Why We Should Stop Soaking the Wealthy

Tap a typical democratic member of the House of Representatives on the knee with a rubber hammer and he or she will say: "Tax the rich!" If such a person, lounging in a lawn chair, is startled from a summer torpor by a cymbal crash, he or she will leap up exclaiming: "Tax the rich!" Forgive such people; they cannot help themselves. It is a reflex.

But people with only one idea really have no idea; they have only a mental default position.
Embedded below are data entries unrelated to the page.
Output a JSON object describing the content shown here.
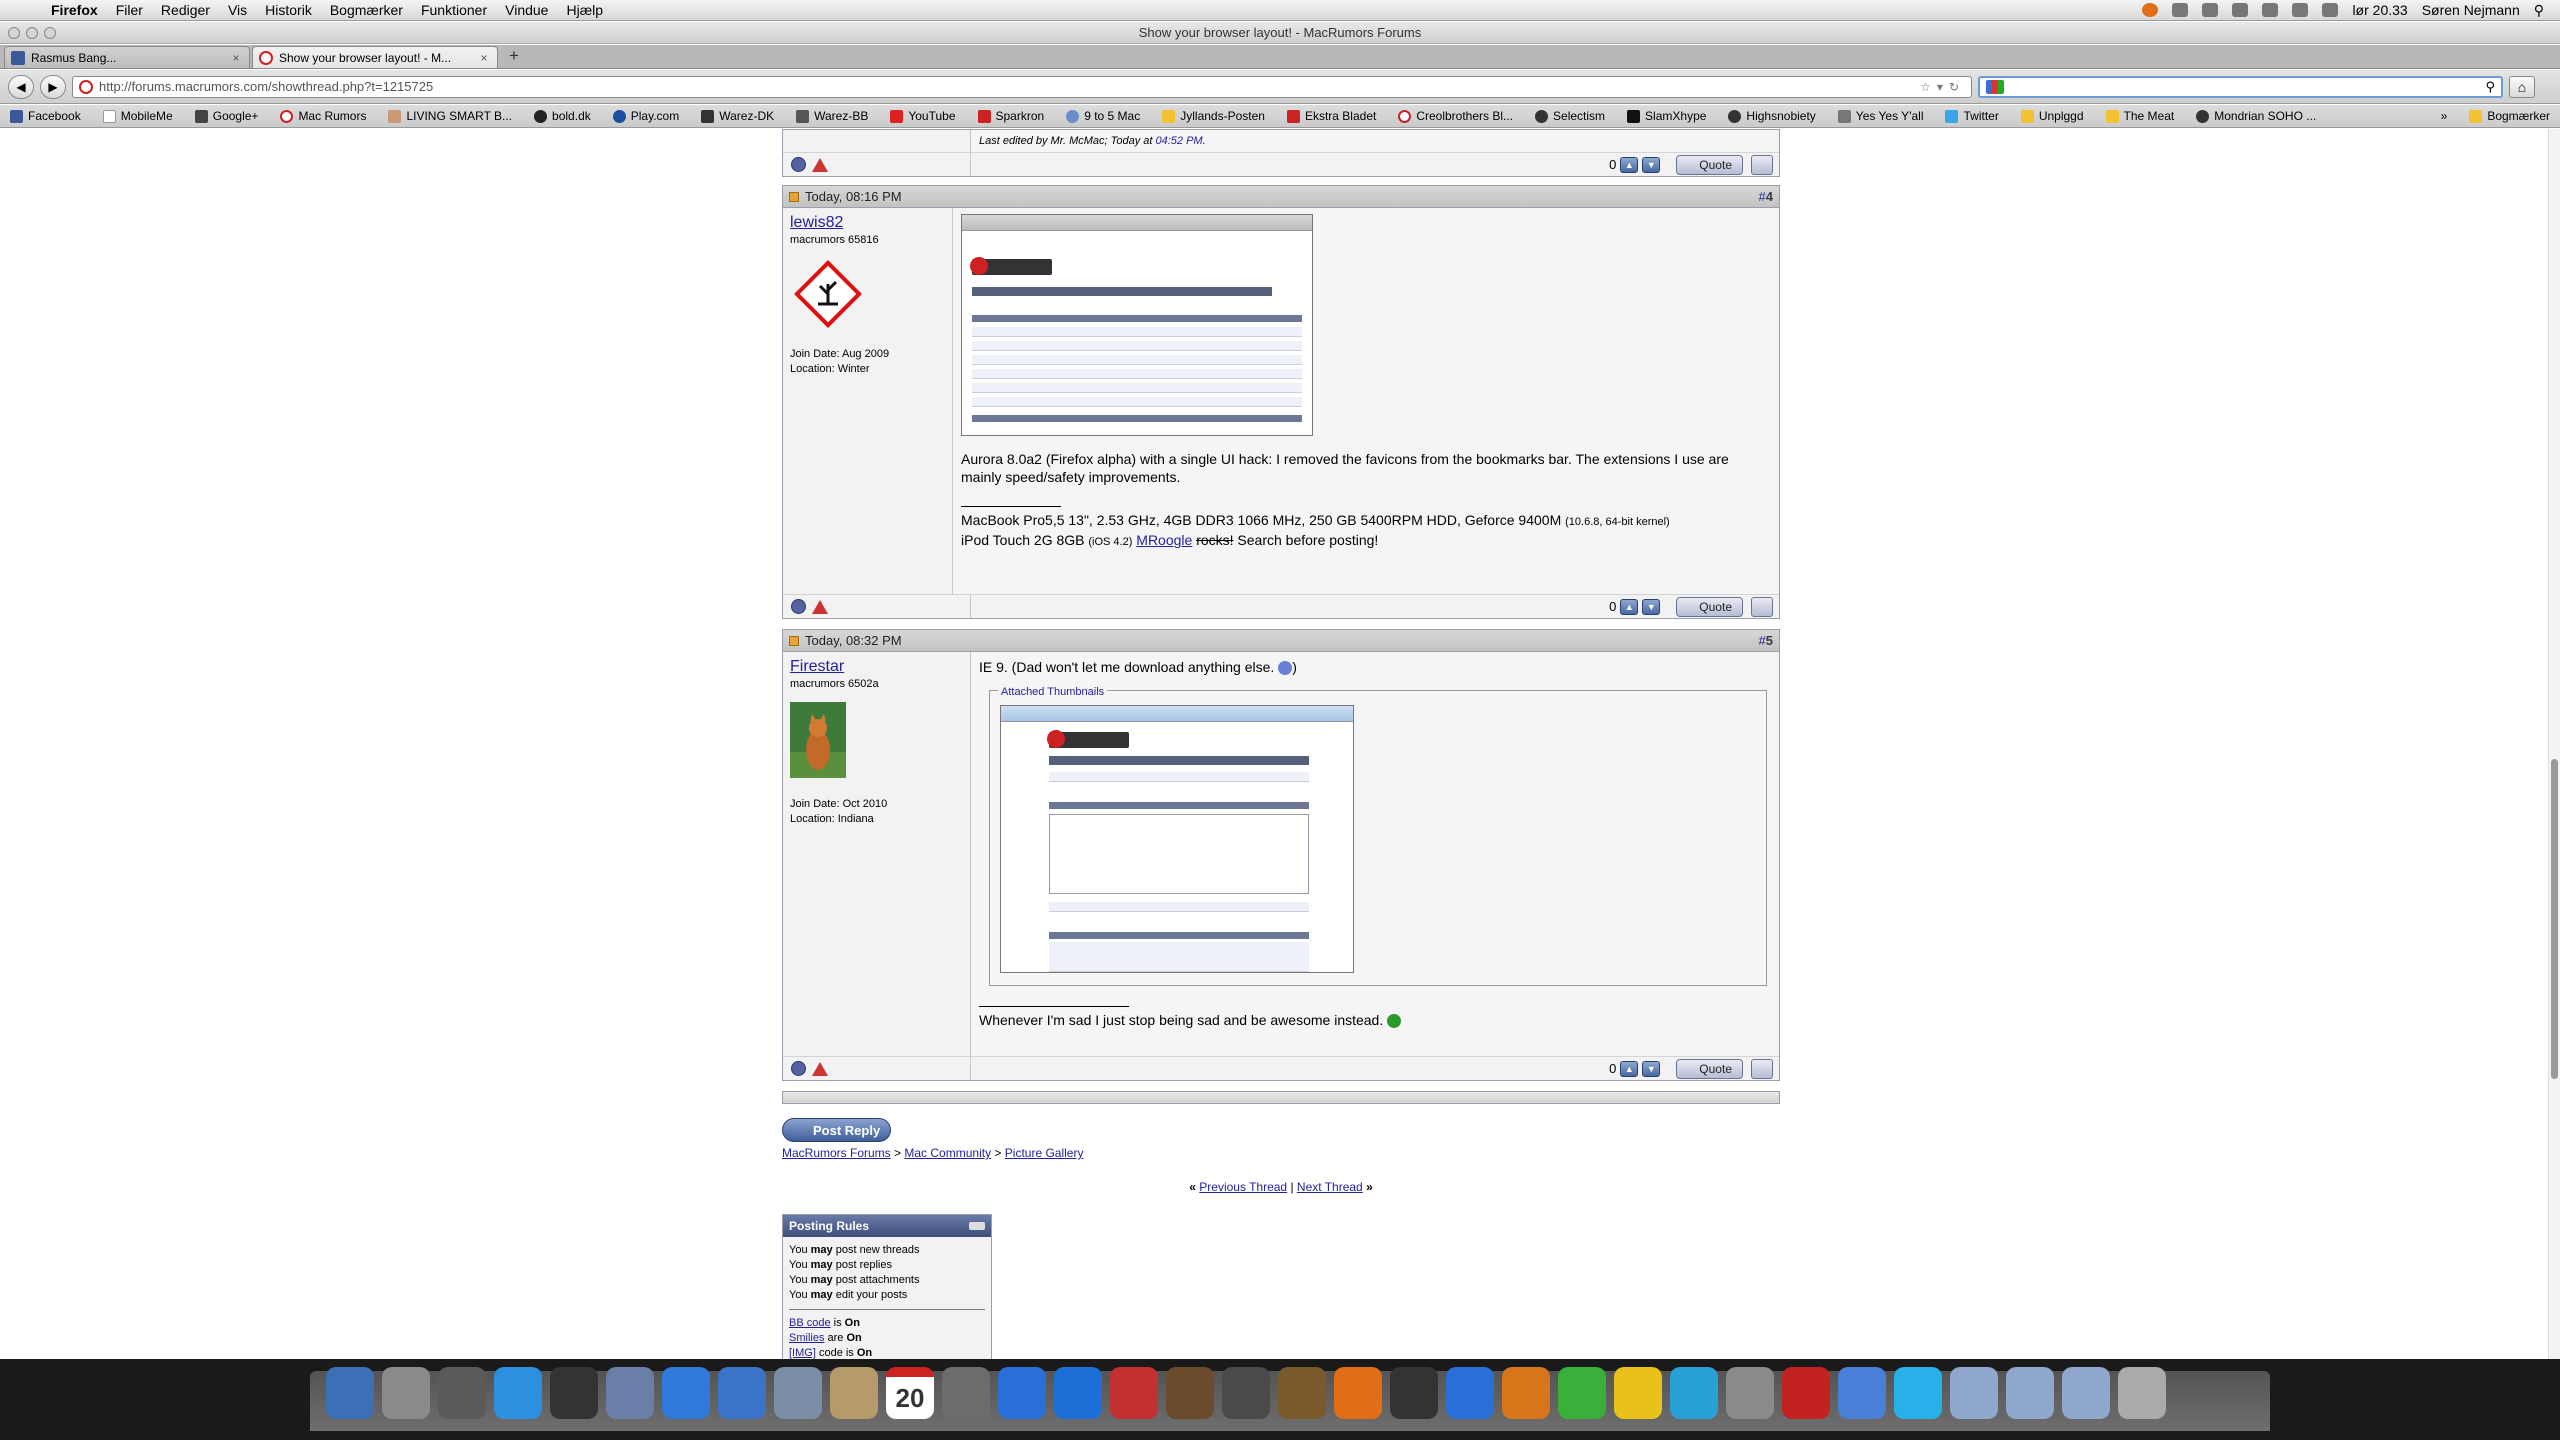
{
  "menubar": {
    "items": [
      "Firefox",
      "Filer",
      "Rediger",
      "Vis",
      "Historik",
      "Bogmærker",
      "Funktioner",
      "Vindue",
      "Hjælp"
    ],
    "clock": "lør 20.33",
    "user": "Søren Nejmann"
  },
  "window": {
    "title": "Show your browser layout! - MacRumors Forums"
  },
  "tabs": [
    {
      "label": "Rasmus Bang..."
    },
    {
      "label": "Show your browser layout! - M..."
    }
  ],
  "nav": {
    "url": "http://forums.macrumors.com/showthread.php?t=1215725",
    "search_value": ""
  },
  "bookmarks": {
    "items": [
      "Facebook",
      "MobileMe",
      "Google+",
      "Mac Rumors",
      "LIVING SMART B...",
      "bold.dk",
      "Play.com",
      "Warez-DK",
      "Warez-BB",
      "YouTube",
      "Sparkron",
      "9 to 5 Mac",
      "Jyllands-Posten",
      "Ekstra Bladet",
      "Creolbrothers Bl...",
      "Selectism",
      "SlamXhype",
      "Highsnobiety",
      "Yes Yes Y'all",
      "Twitter",
      "Unplggd",
      "The Meat",
      "Mondrian SOHO ..."
    ],
    "more": "»",
    "menu": "Bogmærker"
  },
  "prev_post": {
    "edited": "Last edited by Mr. McMac; Today at",
    "edited_time": "04:52 PM",
    "score": "0",
    "quote": "Quote"
  },
  "post4": {
    "date": "Today, 08:16 PM",
    "number": "4",
    "username": "lewis82",
    "usertitle": "macrumors 65816",
    "join": "Join Date: Aug 2009",
    "location": "Location: Winter",
    "text": "Aurora 8.0a2 (Firefox alpha) with a single UI hack: I removed the favicons from the bookmarks bar. The extensions I use are mainly speed/safety improvements.",
    "sig1": " MacBook Pro5,5 13\", 2.53 GHz, 4GB DDR3 1066 MHz, 250 GB 5400RPM HDD, Geforce 9400M",
    "sig1_small": "(10.6.8, 64-bit kernel)",
    "sig2": " iPod Touch 2G 8GB",
    "sig2_small": "(iOS 4.2)",
    "sig3_link": "MRoogle",
    "sig3_strike": "rocks!",
    "sig3_rest": " Search before posting!",
    "score": "0",
    "quote": "Quote"
  },
  "post5": {
    "date": "Today, 08:32 PM",
    "number": "5",
    "username": "Firestar",
    "usertitle": "macrumors 6502a",
    "join": "Join Date: Oct 2010",
    "location": "Location: Indiana",
    "text": "IE 9. (Dad won't let me download anything else.",
    "text_end": ")",
    "attach_legend": "Attached Thumbnails",
    "sig": "Whenever I'm sad I just stop being sad and be awesome instead.",
    "score": "0",
    "quote": "Quote"
  },
  "reply": {
    "button": "Post Reply",
    "crumbs": [
      "MacRumors Forums",
      "Mac Community",
      "Picture Gallery"
    ],
    "sep": ">",
    "prev": "Previous Thread",
    "next": "Next Thread",
    "laquo": "«",
    "raquo": "»",
    "pipe": "|"
  },
  "rules": {
    "title": "Posting Rules",
    "lines": [
      {
        "pre": "You",
        "bold": "may",
        "post": "post new threads"
      },
      {
        "pre": "You",
        "bold": "may",
        "post": "post replies"
      },
      {
        "pre": "You",
        "bold": "may",
        "post": "post attachments"
      },
      {
        "pre": "You",
        "bold": "may",
        "post": "edit your posts"
      }
    ],
    "codes": [
      {
        "link": "BB code",
        "mid": "is",
        "val": "On"
      },
      {
        "link": "Smilies",
        "mid": "are",
        "val": "On"
      },
      {
        "link": "[IMG]",
        "mid": "code is",
        "val": "On"
      }
    ]
  },
  "dock": {
    "calendar_day": "20",
    "colors": [
      "#3b6fb6",
      "#8a8a8a",
      "#5a5a5a",
      "#2d8fe0",
      "#333333",
      "#6a7fa8",
      "#2f7ad8",
      "#3a73c8",
      "#7a8fa6",
      "#b59a6a",
      "#ffffff",
      "#6c6c6c",
      "#2a6fd8",
      "#1b6fd6",
      "#c23030",
      "#6b4b2b",
      "#4a4a4a",
      "#7a5a2a",
      "#e06e16",
      "#333333",
      "#2a6fd8",
      "#d8741a",
      "#3ab03a",
      "#e8c21a",
      "#2aa0d8",
      "#8a8a8a",
      "#c22222",
      "#4a7fd8",
      "#2ab0e8",
      "#8fa7cc",
      "#8fa7cc",
      "#8fa7cc",
      "#aaaaaa"
    ]
  }
}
So, last week the House decided to solve the problem of finding $1 trillion for health care by increasing taxes on the income of the 1.4 percent of taxpayers who already pay 45.2 percent of the income taxes—the rich, understood, for now, as those with annual household incomes of at least $350,000. These people do a disproportionate share of society's investing and charitable giving, so there will be less of both if the House has its way.

Less of both would be an improvement, according to statists who think both should be done primarily by government rather than individuals, the better to engineer improved equality, understood as a more equal dependence of almost everyone on government for almost everything.
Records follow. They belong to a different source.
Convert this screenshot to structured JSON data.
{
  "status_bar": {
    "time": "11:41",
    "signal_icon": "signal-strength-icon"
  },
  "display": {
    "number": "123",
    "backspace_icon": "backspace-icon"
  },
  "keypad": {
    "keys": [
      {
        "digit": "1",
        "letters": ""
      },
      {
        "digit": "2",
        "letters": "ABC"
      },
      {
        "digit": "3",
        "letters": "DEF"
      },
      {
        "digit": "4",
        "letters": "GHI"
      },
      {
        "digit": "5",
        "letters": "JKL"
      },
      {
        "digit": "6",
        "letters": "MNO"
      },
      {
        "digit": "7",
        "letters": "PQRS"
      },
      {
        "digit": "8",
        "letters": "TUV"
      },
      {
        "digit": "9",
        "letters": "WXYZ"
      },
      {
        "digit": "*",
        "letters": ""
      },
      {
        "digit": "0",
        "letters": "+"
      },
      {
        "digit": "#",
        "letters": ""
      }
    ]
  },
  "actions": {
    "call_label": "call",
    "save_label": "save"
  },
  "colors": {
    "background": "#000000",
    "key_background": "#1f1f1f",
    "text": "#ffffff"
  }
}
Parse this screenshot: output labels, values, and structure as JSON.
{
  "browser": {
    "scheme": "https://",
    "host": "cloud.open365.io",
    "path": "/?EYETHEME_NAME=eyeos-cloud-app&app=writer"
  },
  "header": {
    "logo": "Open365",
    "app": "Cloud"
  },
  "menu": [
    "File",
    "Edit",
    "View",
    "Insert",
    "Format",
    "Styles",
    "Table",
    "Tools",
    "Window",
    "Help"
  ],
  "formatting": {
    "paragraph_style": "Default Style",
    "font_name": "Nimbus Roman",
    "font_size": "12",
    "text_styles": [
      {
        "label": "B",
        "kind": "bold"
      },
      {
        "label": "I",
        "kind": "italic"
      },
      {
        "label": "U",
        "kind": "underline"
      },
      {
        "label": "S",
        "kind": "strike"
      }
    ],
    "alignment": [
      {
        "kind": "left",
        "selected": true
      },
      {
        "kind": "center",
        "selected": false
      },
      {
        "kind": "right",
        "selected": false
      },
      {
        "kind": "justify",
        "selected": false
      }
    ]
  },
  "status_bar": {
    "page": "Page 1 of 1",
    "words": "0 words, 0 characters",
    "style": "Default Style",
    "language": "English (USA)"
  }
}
But there are unmentionable trade-offs. Richard Posner, senior lecturer at the University of Chicago Law School and judge on the U.S. Court of Appeals for the Second Circuit, says what no elected official dares to say: "As society becomes more competitive and more meritocratic, income inequality is likely to rise simply as a consequence of the underlying -inequality—which is very great—between people that is due to differences in IQ, energy, health, social skills, character, ambition, physical attractiveness, talent, and luck." Hence policies, such as steeply progressive taxation, that are intended to increase equality are likely to decrease society's wealth. They reduce the role of merit in the allocation of social rewards—merit as markets measure it, in terms of value added to the economy.
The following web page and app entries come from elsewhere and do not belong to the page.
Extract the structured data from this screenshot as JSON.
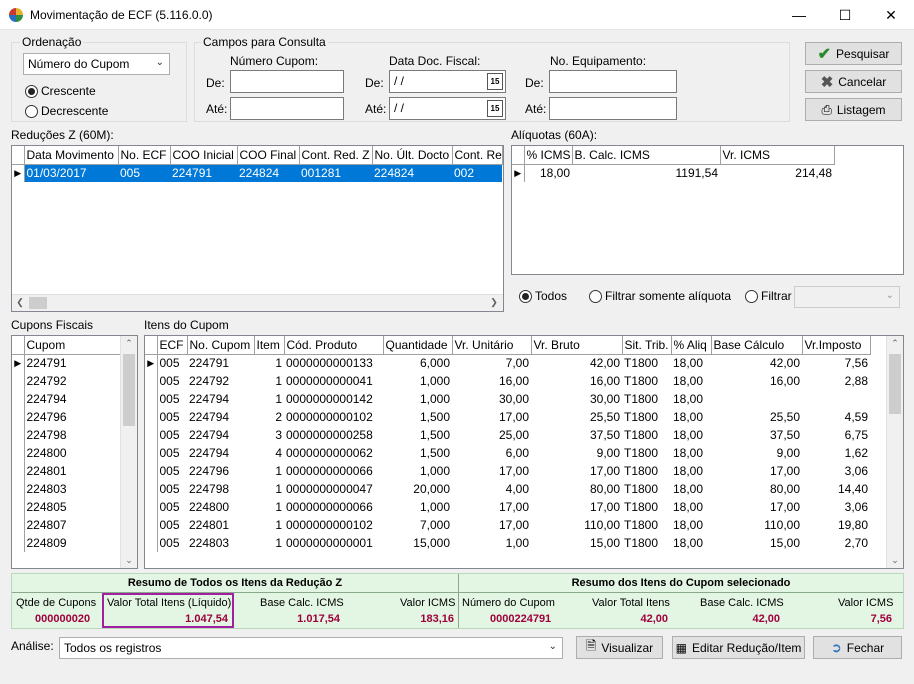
{
  "window": {
    "title": "Movimentação de ECF (5.116.0.0)"
  },
  "ordenacao": {
    "label": "Ordenação",
    "selected": "Número do Cupom",
    "opt_crescente": "Crescente",
    "opt_decrescente": "Decrescente"
  },
  "campos": {
    "label": "Campos para Consulta",
    "numero_cupom": "Número Cupom:",
    "data_doc": "Data Doc. Fiscal:",
    "no_equip": "No. Equipamento:",
    "de": "De:",
    "ate": "Até:",
    "date_value": " / /"
  },
  "buttons": {
    "pesquisar": "Pesquisar",
    "cancelar": "Cancelar",
    "listagem": "Listagem",
    "visualizar": "Visualizar",
    "editar": "Editar Redução/Item",
    "fechar": "Fechar"
  },
  "reducoes": {
    "label": "Reduções Z (60M):",
    "headers": [
      "Data Movimento",
      "No. ECF",
      "COO Inicial",
      "COO Final",
      "Cont. Red. Z",
      "No. Últ. Docto",
      "Cont. Re"
    ],
    "rows": [
      [
        "01/03/2017",
        "005",
        "224791",
        "224824",
        "001281",
        "224824",
        "002"
      ]
    ]
  },
  "aliquotas": {
    "label": "Alíquotas (60A):",
    "headers": [
      "% ICMS",
      "B. Calc. ICMS",
      "Vr. ICMS"
    ],
    "rows": [
      [
        "18,00",
        "1191,54",
        "214,48"
      ]
    ],
    "radio_todos": "Todos",
    "radio_filtrar_somente": "Filtrar somente alíquota",
    "radio_filtrar": "Filtrar"
  },
  "cupons": {
    "label": "Cupons Fiscais",
    "header": "Cupom",
    "rows": [
      "224791",
      "224792",
      "224794",
      "224796",
      "224798",
      "224800",
      "224801",
      "224803",
      "224805",
      "224807",
      "224809"
    ]
  },
  "itens": {
    "label": "Itens do Cupom",
    "headers": [
      "ECF",
      "No. Cupom",
      "Item",
      "Cód. Produto",
      "Quantidade",
      "Vr. Unitário",
      "Vr. Bruto",
      "Sit. Trib.",
      "% Aliq",
      "Base Cálculo",
      "Vr.Imposto"
    ],
    "rows": [
      [
        "005",
        "224791",
        "1",
        "0000000000133",
        "6,000",
        "7,00",
        "42,00",
        "T1800",
        "18,00",
        "42,00",
        "7,56"
      ],
      [
        "005",
        "224792",
        "1",
        "0000000000041",
        "1,000",
        "16,00",
        "16,00",
        "T1800",
        "18,00",
        "16,00",
        "2,88"
      ],
      [
        "005",
        "224794",
        "1",
        "0000000000142",
        "1,000",
        "30,00",
        "30,00",
        "T1800",
        "18,00",
        "",
        ""
      ],
      [
        "005",
        "224794",
        "2",
        "0000000000102",
        "1,500",
        "17,00",
        "25,50",
        "T1800",
        "18,00",
        "25,50",
        "4,59"
      ],
      [
        "005",
        "224794",
        "3",
        "0000000000258",
        "1,500",
        "25,00",
        "37,50",
        "T1800",
        "18,00",
        "37,50",
        "6,75"
      ],
      [
        "005",
        "224794",
        "4",
        "0000000000062",
        "1,500",
        "6,00",
        "9,00",
        "T1800",
        "18,00",
        "9,00",
        "1,62"
      ],
      [
        "005",
        "224796",
        "1",
        "0000000000066",
        "1,000",
        "17,00",
        "17,00",
        "T1800",
        "18,00",
        "17,00",
        "3,06"
      ],
      [
        "005",
        "224798",
        "1",
        "0000000000047",
        "20,000",
        "4,00",
        "80,00",
        "T1800",
        "18,00",
        "80,00",
        "14,40"
      ],
      [
        "005",
        "224800",
        "1",
        "0000000000066",
        "1,000",
        "17,00",
        "17,00",
        "T1800",
        "18,00",
        "17,00",
        "3,06"
      ],
      [
        "005",
        "224801",
        "1",
        "0000000000102",
        "7,000",
        "17,00",
        "110,00",
        "T1800",
        "18,00",
        "110,00",
        "19,80"
      ],
      [
        "005",
        "224803",
        "1",
        "0000000000001",
        "15,000",
        "1,00",
        "15,00",
        "T1800",
        "18,00",
        "15,00",
        "2,70"
      ]
    ]
  },
  "resumo": {
    "left_title": "Resumo de Todos os Itens da Redução Z",
    "right_title": "Resumo dos Itens do Cupom selecionado",
    "qtde_cupons_label": "Qtde de Cupons",
    "qtde_cupons_value": "000000020",
    "valor_total_liq_label": "Valor Total Itens (Líquido)",
    "valor_total_liq_value": "1.047,54",
    "base_calc_label": "Base Calc. ICMS",
    "base_calc_value": "1.017,54",
    "valor_icms_label": "Valor ICMS",
    "valor_icms_value": "183,16",
    "numero_cupom_label": "Número do Cupom",
    "numero_cupom_value": "0000224791",
    "valor_total_itens_label": "Valor Total Itens",
    "valor_total_itens_value": "42,00",
    "base_calc2_label": "Base Calc. ICMS",
    "base_calc2_value": "42,00",
    "valor_icms2_label": "Valor ICMS",
    "valor_icms2_value": "7,56"
  },
  "analise": {
    "label": "Análise:",
    "selected": "Todos os registros"
  },
  "colors": {
    "selection": "#0078d7",
    "summary_bg": "#e3f5e3",
    "summary_value": "#a0003c",
    "highlight_box": "#a020a0"
  }
}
It is, of course, possible to argue that the gain in equality of condition is worth the net loss in affluence. It is, however, telling that no public official actually makes that argument.

Today, in the midst of what history may remember as the Great Recession, it is especially risky to siphon away still more of the resources of the investor class. It is prudent to expect that business investment will have to play a larger role in fueling economic growth than it has played in the last quarter century. This is because private consumption may not soon be what it was between 1983 and 2008.

Speculating in The Wilson Quarterly about a "new normal," Martin Walker, a senior scholar at the Woodrow Wilson International Center for Scholars in Washington, notes that for more than three decades after World War II, private consumption as a percentage of GDP varied within a narrow band, between 61 and 63 percent. In 1983, however, consumption began to rise, and reached 70 percent in 2007, fueled in part by $500 billion annually in home-equity loans.

Suppose the old, pre-1983 normal returns as the new normal. In 2007, personal consumption, at 70 percent of the $13.8 trillion GDP, was $9.7 trillion. Martin calculates that if it had been even at the upper end of the 1946–1983 norm, at 63 percent, 2007 consumption would have been $1 trillion less.

In 2007, Americans' savings rate was approximately zero. Today it is 7 percent of disposable income. Which is fine: -Daniel Akst, a contributing editor of The Wilson Quarterly, notes that the noun "thrift" is etymologically related to the verb "thrive." That should, however, be a sobering thought to a nation in which last year more than half of all college students had at least four credit cards. The credit card is one of what Akst calls the four horsemen of the financial apocalypse.

The other three are the automobile, the television, and the shopping cart: Cars made possible population dispersal and large lots for large houses with lots of room for stuff. Television, the powerful marketer in the living room, made it unnecessary to imagine new stuff; it showed what might be bought with credit cards, which separated the pleasure of purchasing from the pain of paying. And, says Akst, the shopping cart, although unknown in traditional department stores (carts in Marshall Field? Heaven forfend), is suited to all-you-can-carry, buffet-style shopping at Wal-Mart and Target. Carts are necessities for hauling superfluities to the large car for the drive to the large house.

If the age of conspicuous consumption is behind us and conspicuous -nonconsumption—frugality chic? "Notice how I am trying not to be noticed"?—is upon us, heaven help us. Heaven had better, because the investor class, squeezed again and again, might be too anemic to provide the economic propulsion that used to come from consumers.